(Data begins)

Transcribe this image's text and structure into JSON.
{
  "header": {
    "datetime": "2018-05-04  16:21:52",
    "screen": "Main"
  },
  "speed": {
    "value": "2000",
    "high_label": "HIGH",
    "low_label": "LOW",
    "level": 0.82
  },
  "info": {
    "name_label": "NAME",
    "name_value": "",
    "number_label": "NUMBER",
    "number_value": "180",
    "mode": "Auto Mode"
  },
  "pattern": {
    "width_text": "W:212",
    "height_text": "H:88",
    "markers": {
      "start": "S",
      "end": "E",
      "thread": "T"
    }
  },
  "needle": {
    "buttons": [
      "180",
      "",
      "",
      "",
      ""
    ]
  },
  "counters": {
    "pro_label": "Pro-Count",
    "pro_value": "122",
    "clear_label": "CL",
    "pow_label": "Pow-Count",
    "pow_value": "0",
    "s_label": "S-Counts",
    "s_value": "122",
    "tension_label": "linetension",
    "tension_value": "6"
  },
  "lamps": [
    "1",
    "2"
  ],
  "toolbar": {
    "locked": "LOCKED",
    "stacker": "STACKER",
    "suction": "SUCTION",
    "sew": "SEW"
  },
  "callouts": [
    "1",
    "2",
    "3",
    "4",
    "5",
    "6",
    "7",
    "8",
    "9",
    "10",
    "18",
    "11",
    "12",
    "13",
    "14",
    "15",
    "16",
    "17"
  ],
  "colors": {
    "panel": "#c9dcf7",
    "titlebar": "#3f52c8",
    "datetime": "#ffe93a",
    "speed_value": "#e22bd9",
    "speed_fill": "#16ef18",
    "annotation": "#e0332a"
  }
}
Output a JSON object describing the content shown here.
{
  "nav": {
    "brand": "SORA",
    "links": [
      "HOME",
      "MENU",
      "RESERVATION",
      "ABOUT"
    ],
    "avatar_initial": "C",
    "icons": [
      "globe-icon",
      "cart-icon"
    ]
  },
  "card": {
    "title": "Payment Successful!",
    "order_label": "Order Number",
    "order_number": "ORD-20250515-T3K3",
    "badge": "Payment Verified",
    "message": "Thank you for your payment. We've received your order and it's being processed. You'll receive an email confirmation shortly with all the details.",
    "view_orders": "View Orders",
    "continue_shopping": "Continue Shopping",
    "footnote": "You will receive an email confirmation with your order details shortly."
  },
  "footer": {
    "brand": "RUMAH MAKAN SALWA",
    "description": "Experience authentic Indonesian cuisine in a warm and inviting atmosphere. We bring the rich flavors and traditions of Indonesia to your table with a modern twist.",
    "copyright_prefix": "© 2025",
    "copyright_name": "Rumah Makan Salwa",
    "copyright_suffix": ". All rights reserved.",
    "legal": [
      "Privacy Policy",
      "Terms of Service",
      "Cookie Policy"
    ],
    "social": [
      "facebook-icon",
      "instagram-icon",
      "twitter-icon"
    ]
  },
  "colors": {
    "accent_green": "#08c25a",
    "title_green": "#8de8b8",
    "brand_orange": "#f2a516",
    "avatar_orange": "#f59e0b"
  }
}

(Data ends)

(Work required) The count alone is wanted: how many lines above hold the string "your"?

(Answer to the exercise) 3